What you should output is the data below, unchanged in every character.

[Entries from a dataset of interfaces]
╭──
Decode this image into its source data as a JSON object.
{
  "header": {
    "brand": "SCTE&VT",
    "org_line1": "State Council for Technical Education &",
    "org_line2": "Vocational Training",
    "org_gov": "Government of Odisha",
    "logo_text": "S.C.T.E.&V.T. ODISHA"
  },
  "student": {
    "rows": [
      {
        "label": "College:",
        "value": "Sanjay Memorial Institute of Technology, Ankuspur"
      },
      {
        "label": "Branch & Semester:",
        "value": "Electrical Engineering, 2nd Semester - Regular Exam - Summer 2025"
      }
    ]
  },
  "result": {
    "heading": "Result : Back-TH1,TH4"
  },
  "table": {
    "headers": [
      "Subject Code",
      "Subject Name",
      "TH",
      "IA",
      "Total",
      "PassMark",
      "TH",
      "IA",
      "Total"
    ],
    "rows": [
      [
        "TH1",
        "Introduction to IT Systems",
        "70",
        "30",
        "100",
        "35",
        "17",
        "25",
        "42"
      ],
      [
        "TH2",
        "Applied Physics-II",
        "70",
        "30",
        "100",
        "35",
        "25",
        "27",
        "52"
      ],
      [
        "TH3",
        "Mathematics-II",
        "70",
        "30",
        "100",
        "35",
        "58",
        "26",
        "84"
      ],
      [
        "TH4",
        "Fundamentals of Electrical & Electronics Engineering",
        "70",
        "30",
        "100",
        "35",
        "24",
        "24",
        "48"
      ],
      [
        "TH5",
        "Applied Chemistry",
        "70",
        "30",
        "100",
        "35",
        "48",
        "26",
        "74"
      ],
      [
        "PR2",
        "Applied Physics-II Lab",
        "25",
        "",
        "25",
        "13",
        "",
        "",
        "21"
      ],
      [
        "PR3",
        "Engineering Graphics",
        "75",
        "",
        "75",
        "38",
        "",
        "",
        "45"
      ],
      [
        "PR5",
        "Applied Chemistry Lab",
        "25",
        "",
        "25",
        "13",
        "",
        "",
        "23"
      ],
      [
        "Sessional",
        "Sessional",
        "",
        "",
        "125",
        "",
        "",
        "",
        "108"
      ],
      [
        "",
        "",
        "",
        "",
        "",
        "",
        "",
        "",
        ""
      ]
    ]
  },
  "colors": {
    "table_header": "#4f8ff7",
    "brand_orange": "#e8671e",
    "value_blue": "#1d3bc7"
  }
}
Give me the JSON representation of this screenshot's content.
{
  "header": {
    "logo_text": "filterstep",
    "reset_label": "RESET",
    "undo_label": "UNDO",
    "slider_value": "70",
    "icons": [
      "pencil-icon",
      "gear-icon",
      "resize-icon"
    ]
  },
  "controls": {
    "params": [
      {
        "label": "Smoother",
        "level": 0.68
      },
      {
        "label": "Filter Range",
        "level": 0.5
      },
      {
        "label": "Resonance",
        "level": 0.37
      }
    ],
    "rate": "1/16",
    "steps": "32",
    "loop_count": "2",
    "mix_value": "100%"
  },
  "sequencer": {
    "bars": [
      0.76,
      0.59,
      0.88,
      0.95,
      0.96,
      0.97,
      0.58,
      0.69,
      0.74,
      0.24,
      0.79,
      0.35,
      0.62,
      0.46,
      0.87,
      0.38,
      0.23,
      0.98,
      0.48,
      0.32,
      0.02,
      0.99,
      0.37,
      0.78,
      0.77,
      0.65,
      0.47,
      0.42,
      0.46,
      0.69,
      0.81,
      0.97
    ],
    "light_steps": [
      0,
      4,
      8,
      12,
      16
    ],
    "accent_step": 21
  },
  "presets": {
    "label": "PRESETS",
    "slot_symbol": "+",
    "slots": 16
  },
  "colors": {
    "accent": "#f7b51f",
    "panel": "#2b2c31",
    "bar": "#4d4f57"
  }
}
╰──
**Task solution:**
Decode this image into its source data as a JSON object.
{
  "header": {
    "brand": "SCTE&VT",
    "org_line1": "State Council for Technical Education &",
    "org_line2": "Vocational Training",
    "org_gov": "Government of Odisha",
    "logo_text": "S.C.T.E.&V.T. ODISHA"
  },
  "student": {
    "rows": [
      {
        "label": "College:",
        "value": "Sanjay Memorial Institute of Technology, Ankuspur"
      },
      {
        "label": "Branch & Semester:",
        "value": "Electrical Engineering, 2nd Semester - Regular Exam - Summer 2025"
      }
    ]
  },
  "result": {
    "heading": "Result : Back-TH1,TH4"
  },
  "table": {
    "headers": [
      "Subject Code",
      "Subject Name",
      "TH",
      "IA",
      "Total",
      "PassMark",
      "TH",
      "IA",
      "Total"
    ],
    "rows": [
      [
        "TH1",
        "Introduction to IT Systems",
        "70",
        "30",
        "100",
        "35",
        "17",
        "25",
        "42"
      ],
      [
        "TH2",
        "Applied Physics-II",
        "70",
        "30",
        "100",
        "35",
        "25",
        "27",
        "52"
      ],
      [
        "TH3",
        "Mathematics-II",
        "70",
        "30",
        "100",
        "35",
        "58",
        "26",
        "84"
      ],
      [
        "TH4",
        "Fundamentals of Electrical & Electronics Engineering",
        "70",
        "30",
        "100",
        "35",
        "24",
        "24",
        "48"
      ],
      [
        "TH5",
        "Applied Chemistry",
        "70",
        "30",
        "100",
        "35",
        "48",
        "26",
        "74"
      ],
      [
        "PR2",
        "Applied Physics-II Lab",
        "25",
        "",
        "25",
        "13",
        "",
        "",
        "21"
      ],
      [
        "PR3",
        "Engineering Graphics",
        "75",
        "",
        "75",
        "38",
        "",
        "",
        "45"
      ],
      [
        "PR5",
        "Applied Chemistry Lab",
        "25",
        "",
        "25",
        "13",
        "",
        "",
        "23"
      ],
      [
        "Sessional",
        "Sessional",
        "",
        "",
        "125",
        "",
        "",
        "",
        "108"
      ],
      [
        "",
        "",
        "",
        "",
        "",
        "",
        "",
        "",
        ""
      ]
    ]
  },
  "colors": {
    "table_header": "#4f8ff7",
    "brand_orange": "#e8671e",
    "value_blue": "#1d3bc7"
  }
}
Give me the JSON representation of this screenshot's content.
{
  "header": {
    "logo_text": "filterstep",
    "reset_label": "RESET",
    "undo_label": "UNDO",
    "slider_value": "70",
    "icons": [
      "pencil-icon",
      "gear-icon",
      "resize-icon"
    ]
  },
  "controls": {
    "params": [
      {
        "label": "Smoother",
        "level": 0.68
      },
      {
        "label": "Filter Range",
        "level": 0.5
      },
      {
        "label": "Resonance",
        "level": 0.37
      }
    ],
    "rate": "1/16",
    "steps": "32",
    "loop_count": "2",
    "mix_value": "100%"
  },
  "sequencer": {
    "bars": [
      0.76,
      0.59,
      0.88,
      0.95,
      0.96,
      0.97,
      0.58,
      0.69,
      0.74,
      0.24,
      0.79,
      0.35,
      0.62,
      0.46,
      0.87,
      0.38,
      0.23,
      0.98,
      0.48,
      0.32,
      0.02,
      0.99,
      0.37,
      0.78,
      0.77,
      0.65,
      0.47,
      0.42,
      0.46,
      0.69,
      0.81,
      0.97
    ],
    "light_steps": [
      0,
      4,
      8,
      12,
      16
    ],
    "accent_step": 21
  },
  "presets": {
    "label": "PRESETS",
    "slot_symbol": "+",
    "slots": 16
  },
  "colors": {
    "accent": "#f7b51f",
    "panel": "#2b2c31",
    "bar": "#4d4f57"
  }
}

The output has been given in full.